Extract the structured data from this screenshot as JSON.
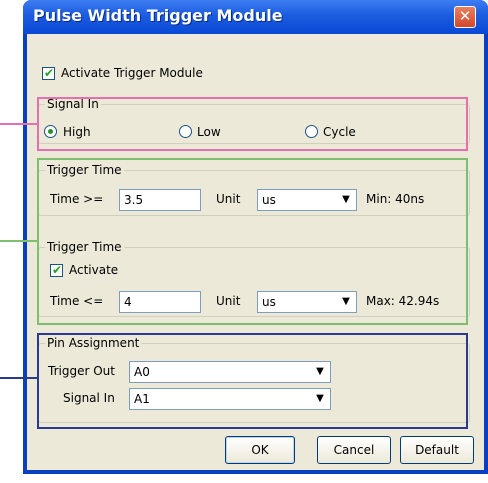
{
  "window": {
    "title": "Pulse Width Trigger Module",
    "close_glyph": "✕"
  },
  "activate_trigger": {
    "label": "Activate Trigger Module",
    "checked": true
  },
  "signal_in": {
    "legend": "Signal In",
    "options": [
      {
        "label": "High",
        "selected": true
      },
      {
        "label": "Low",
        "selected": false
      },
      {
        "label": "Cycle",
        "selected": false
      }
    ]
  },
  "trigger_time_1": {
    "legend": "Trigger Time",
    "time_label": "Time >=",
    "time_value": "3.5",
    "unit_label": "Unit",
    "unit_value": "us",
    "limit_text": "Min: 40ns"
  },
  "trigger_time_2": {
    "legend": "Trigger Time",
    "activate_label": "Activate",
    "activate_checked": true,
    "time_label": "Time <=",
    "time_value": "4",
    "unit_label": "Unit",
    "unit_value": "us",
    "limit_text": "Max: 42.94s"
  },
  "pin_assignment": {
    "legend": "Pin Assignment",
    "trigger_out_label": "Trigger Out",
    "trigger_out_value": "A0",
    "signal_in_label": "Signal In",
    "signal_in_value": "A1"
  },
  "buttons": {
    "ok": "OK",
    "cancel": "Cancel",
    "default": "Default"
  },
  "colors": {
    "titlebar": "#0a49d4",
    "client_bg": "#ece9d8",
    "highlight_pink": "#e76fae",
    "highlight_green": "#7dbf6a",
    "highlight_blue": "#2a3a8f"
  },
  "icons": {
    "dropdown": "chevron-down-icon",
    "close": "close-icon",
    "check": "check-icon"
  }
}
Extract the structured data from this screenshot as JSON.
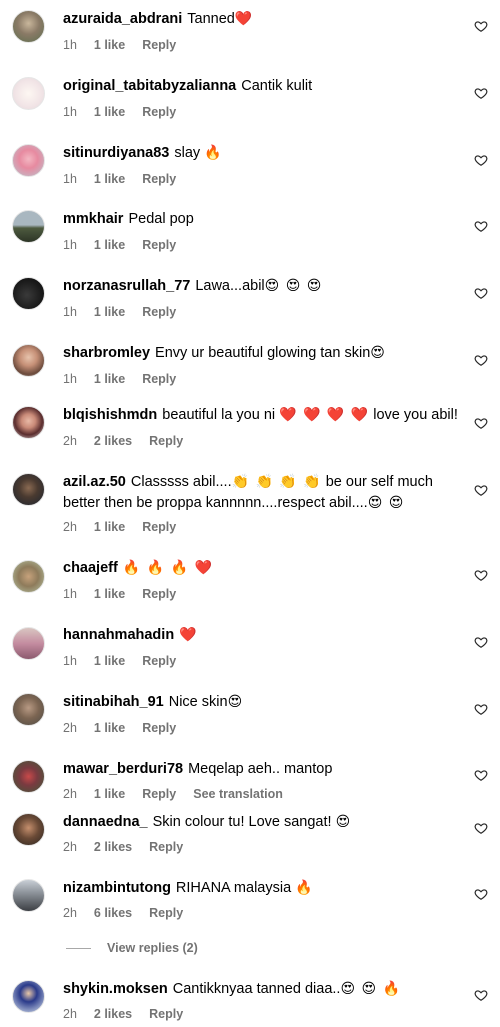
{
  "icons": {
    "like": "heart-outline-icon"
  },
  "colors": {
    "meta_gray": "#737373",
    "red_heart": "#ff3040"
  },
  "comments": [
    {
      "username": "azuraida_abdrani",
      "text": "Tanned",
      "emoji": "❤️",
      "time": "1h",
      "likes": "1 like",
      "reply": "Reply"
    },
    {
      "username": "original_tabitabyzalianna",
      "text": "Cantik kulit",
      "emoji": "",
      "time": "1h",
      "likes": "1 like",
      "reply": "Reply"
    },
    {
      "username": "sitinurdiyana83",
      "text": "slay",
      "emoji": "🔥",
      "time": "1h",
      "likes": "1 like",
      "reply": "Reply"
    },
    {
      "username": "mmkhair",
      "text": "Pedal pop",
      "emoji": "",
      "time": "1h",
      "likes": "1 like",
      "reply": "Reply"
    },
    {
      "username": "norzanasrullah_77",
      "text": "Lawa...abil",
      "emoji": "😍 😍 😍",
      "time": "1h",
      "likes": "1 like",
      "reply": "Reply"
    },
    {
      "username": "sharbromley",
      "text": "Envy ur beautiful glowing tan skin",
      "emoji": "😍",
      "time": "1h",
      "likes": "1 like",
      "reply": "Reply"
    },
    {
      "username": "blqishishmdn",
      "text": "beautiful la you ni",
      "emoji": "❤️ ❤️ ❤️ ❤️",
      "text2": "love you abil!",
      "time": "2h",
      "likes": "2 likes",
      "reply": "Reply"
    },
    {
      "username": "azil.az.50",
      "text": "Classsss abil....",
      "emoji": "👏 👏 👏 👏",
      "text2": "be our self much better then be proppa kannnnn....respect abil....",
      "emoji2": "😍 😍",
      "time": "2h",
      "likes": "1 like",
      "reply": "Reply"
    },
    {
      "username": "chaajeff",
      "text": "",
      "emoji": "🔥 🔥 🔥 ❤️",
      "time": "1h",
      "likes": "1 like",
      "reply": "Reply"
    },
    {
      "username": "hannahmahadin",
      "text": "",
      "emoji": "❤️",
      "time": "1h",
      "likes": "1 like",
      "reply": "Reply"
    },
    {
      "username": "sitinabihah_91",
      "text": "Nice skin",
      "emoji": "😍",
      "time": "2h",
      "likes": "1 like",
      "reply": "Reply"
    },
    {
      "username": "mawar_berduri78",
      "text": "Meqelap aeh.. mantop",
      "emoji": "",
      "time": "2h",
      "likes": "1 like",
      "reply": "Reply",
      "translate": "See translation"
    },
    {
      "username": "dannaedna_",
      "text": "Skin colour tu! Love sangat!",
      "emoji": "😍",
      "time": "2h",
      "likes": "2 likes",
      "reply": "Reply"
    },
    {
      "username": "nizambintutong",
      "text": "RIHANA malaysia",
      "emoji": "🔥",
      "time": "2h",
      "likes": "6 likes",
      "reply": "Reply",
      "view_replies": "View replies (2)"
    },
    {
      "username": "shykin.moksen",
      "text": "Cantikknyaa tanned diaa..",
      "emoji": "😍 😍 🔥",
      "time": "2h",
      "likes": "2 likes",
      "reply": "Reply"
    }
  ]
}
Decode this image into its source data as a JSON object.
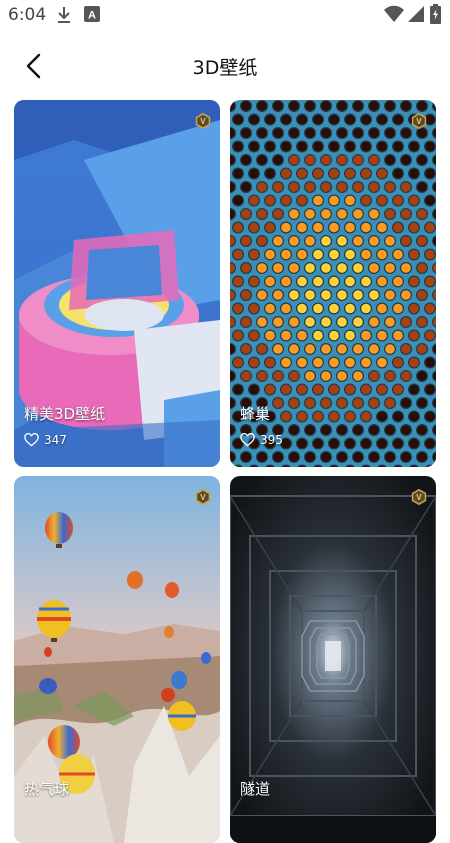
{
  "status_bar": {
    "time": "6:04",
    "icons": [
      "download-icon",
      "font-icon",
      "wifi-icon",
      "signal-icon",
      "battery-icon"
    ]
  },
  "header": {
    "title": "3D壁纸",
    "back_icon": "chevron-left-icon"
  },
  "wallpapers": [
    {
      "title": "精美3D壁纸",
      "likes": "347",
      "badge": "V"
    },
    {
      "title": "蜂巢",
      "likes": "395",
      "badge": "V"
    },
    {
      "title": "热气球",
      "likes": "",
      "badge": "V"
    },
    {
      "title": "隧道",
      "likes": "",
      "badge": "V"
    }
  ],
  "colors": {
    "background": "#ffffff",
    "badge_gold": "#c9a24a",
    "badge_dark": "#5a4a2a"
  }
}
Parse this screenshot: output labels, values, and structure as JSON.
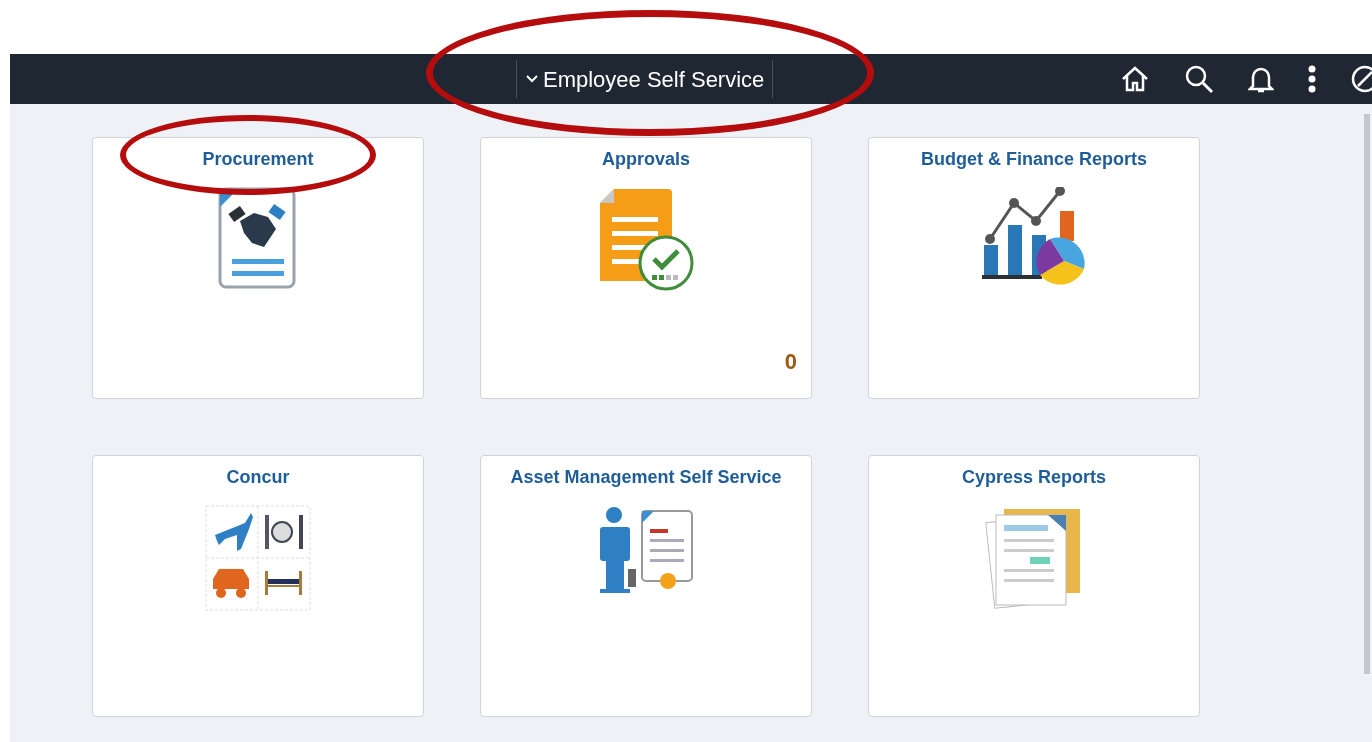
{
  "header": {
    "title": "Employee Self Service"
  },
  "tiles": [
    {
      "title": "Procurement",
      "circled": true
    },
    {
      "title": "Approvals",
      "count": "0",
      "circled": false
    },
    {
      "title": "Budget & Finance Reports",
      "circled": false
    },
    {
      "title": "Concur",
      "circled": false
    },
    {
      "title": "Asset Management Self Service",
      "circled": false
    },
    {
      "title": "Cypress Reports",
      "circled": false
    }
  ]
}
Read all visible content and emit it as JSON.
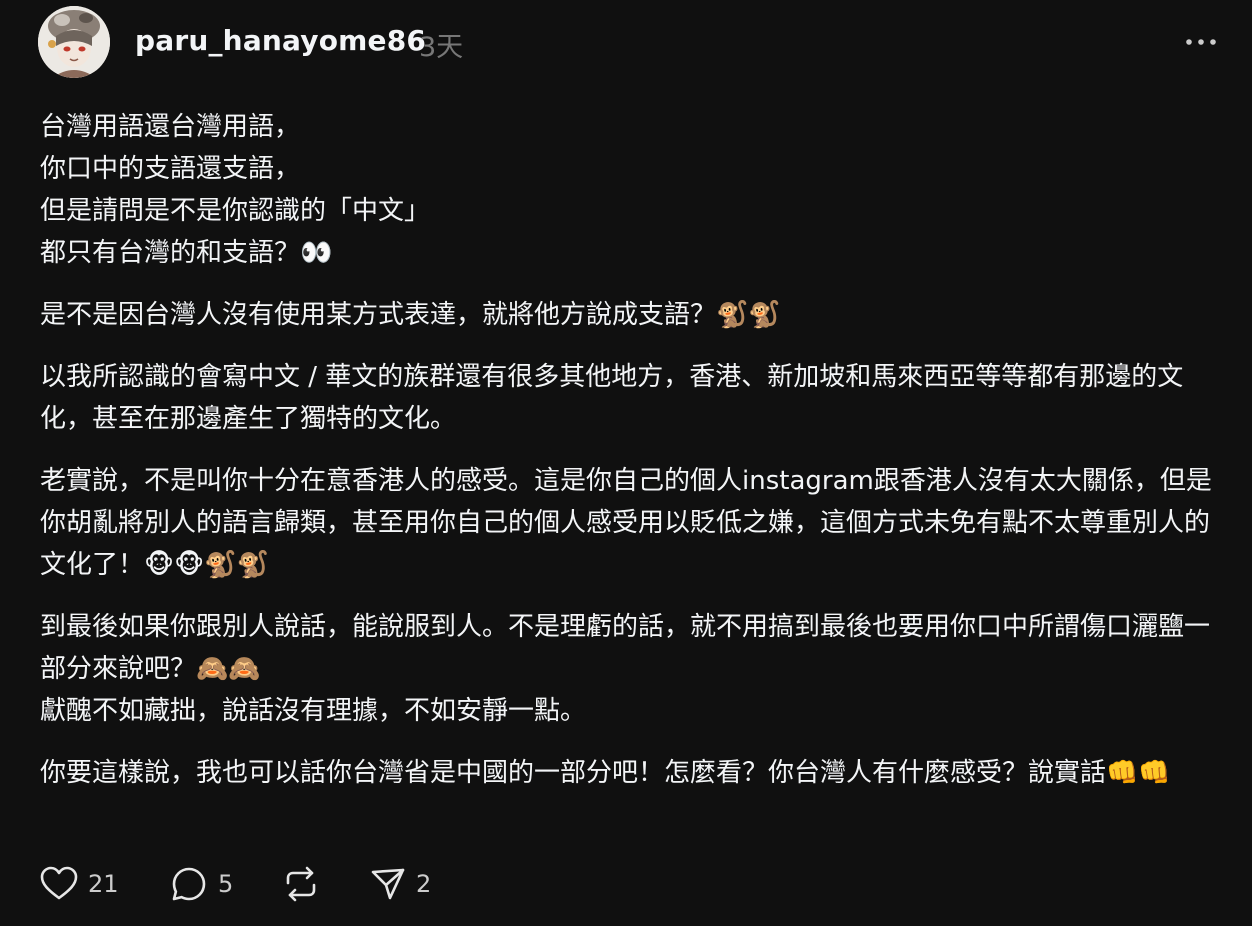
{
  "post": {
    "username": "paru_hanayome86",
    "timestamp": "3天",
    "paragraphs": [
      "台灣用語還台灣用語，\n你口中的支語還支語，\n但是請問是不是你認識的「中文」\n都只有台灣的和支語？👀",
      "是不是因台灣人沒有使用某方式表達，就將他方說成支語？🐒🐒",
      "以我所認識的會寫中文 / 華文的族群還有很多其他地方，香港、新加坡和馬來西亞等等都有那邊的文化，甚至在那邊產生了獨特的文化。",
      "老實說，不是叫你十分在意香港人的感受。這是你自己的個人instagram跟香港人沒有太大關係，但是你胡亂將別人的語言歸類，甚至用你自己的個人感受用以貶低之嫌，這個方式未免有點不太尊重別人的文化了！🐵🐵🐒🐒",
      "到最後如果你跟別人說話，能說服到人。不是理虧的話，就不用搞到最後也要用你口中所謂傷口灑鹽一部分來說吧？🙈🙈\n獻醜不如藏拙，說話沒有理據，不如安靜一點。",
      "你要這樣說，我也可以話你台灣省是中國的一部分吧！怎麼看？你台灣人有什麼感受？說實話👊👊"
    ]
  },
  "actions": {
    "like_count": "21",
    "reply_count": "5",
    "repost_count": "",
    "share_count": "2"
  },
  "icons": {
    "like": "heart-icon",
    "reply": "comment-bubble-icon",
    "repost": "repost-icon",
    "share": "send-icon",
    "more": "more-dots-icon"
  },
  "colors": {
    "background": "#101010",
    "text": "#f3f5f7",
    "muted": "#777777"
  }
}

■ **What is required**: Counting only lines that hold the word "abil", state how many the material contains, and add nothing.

■ **Solution below**: 4